ABOUT THIS EXERCISE
For the data below, give the number of lines containing "Open" and nothing more.

++++

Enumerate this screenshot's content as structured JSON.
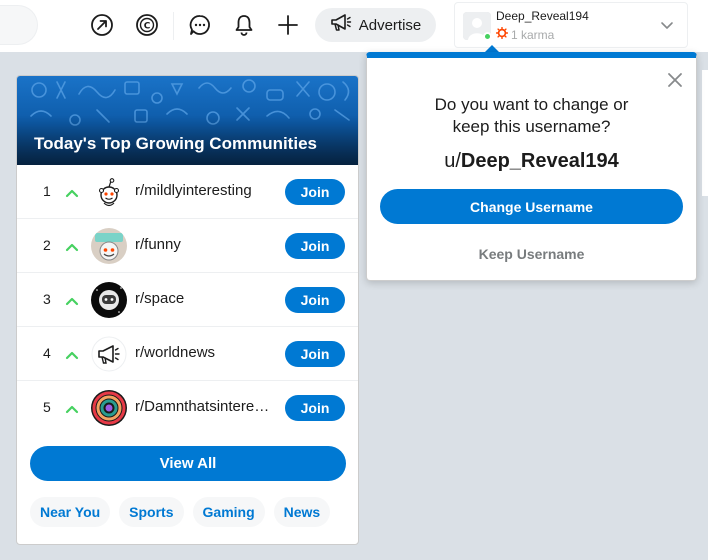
{
  "header": {
    "icons": [
      "popular-icon",
      "coins-icon",
      "chat-icon",
      "notification-icon",
      "create-post-icon"
    ],
    "advertise_label": "Advertise",
    "user": {
      "name": "Deep_Reveal194",
      "karma": "1 karma",
      "online": true
    }
  },
  "communities": {
    "title": "Today's Top Growing Communities",
    "items": [
      {
        "rank": "1",
        "name": "r/mildlyinteresting",
        "join_label": "Join",
        "icon": "snoo-icon"
      },
      {
        "rank": "2",
        "name": "r/funny",
        "join_label": "Join",
        "icon": "funny-snoo-icon"
      },
      {
        "rank": "3",
        "name": "r/space",
        "join_label": "Join",
        "icon": "space-snoo-icon"
      },
      {
        "rank": "4",
        "name": "r/worldnews",
        "join_label": "Join",
        "icon": "megaphone-icon"
      },
      {
        "rank": "5",
        "name": "r/Damnthatsinteresting",
        "join_label": "Join",
        "icon": "swirl-icon"
      }
    ],
    "view_all_label": "View All",
    "chips": [
      "Near You",
      "Sports",
      "Gaming",
      "News"
    ]
  },
  "popup": {
    "question": "Do you want to change or keep this username?",
    "username_prefix": "u/",
    "username": "Deep_Reveal194",
    "change_label": "Change Username",
    "keep_label": "Keep Username"
  },
  "colors": {
    "brand_blue": "#0079d3",
    "upvote_green": "#46d160",
    "page_bg": "#dae0e6",
    "karma_orange": "#ff4500"
  }
}
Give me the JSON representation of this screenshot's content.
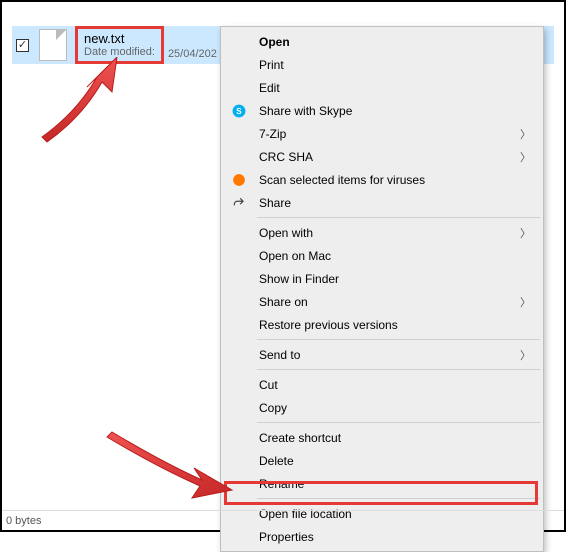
{
  "file": {
    "name": "new.txt",
    "date_label": "Date modified:",
    "date_value": "25/04/202"
  },
  "menu": {
    "open": "Open",
    "print": "Print",
    "edit": "Edit",
    "share_skype": "Share with Skype",
    "seven_zip": "7-Zip",
    "crc_sha": "CRC SHA",
    "scan_viruses": "Scan selected items for viruses",
    "share": "Share",
    "open_with": "Open with",
    "open_mac": "Open on Mac",
    "show_finder": "Show in Finder",
    "share_on": "Share on",
    "restore_prev": "Restore previous versions",
    "send_to": "Send to",
    "cut": "Cut",
    "copy": "Copy",
    "create_shortcut": "Create shortcut",
    "delete": "Delete",
    "rename": "Rename",
    "open_file_location": "Open file location",
    "properties": "Properties"
  },
  "status": {
    "size": "0 bytes"
  }
}
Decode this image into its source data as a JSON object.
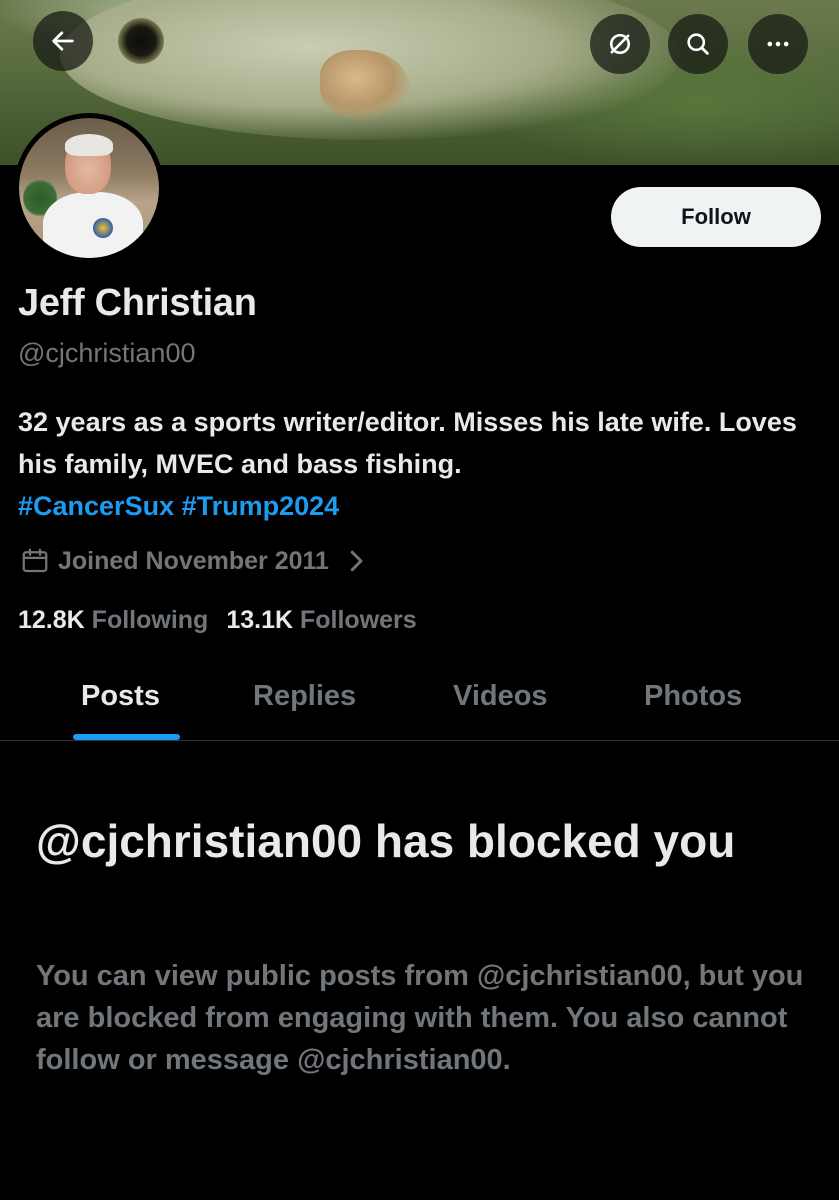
{
  "top_bar": {
    "back_icon": "arrow-left-icon",
    "grok_icon": "grok-icon",
    "search_icon": "search-icon",
    "more_icon": "more-horizontal-icon"
  },
  "profile": {
    "follow_label": "Follow",
    "name": "Jeff Christian",
    "handle": "@cjchristian00",
    "bio_text": "32 years as a sports writer/editor. Misses his late wife. Loves his family, MVEC and bass fishing.",
    "hashtags": [
      "#CancerSux",
      "#Trump2024"
    ],
    "joined": "Joined November 2011",
    "following_count": "12.8K",
    "following_label": "Following",
    "followers_count": "13.1K",
    "followers_label": "Followers"
  },
  "tabs": [
    {
      "label": "Posts",
      "active": true
    },
    {
      "label": "Replies",
      "active": false
    },
    {
      "label": "Videos",
      "active": false
    },
    {
      "label": "Photos",
      "active": false
    }
  ],
  "blocked": {
    "title": "@cjchristian00 has blocked you",
    "description": "You can view public posts from @cjchristian00, but you are blocked from engaging with them. You also cannot follow or message @cjchristian00."
  },
  "colors": {
    "accent": "#1d9bf0",
    "text_primary": "#e7e9ea",
    "text_secondary": "#71767b",
    "background": "#000000"
  }
}
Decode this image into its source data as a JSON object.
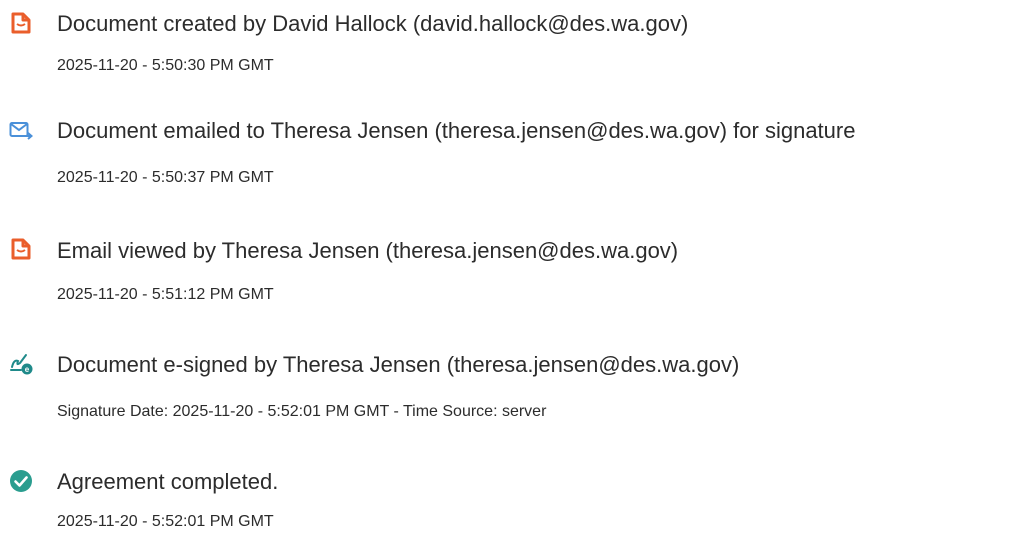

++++

RESPONSE
4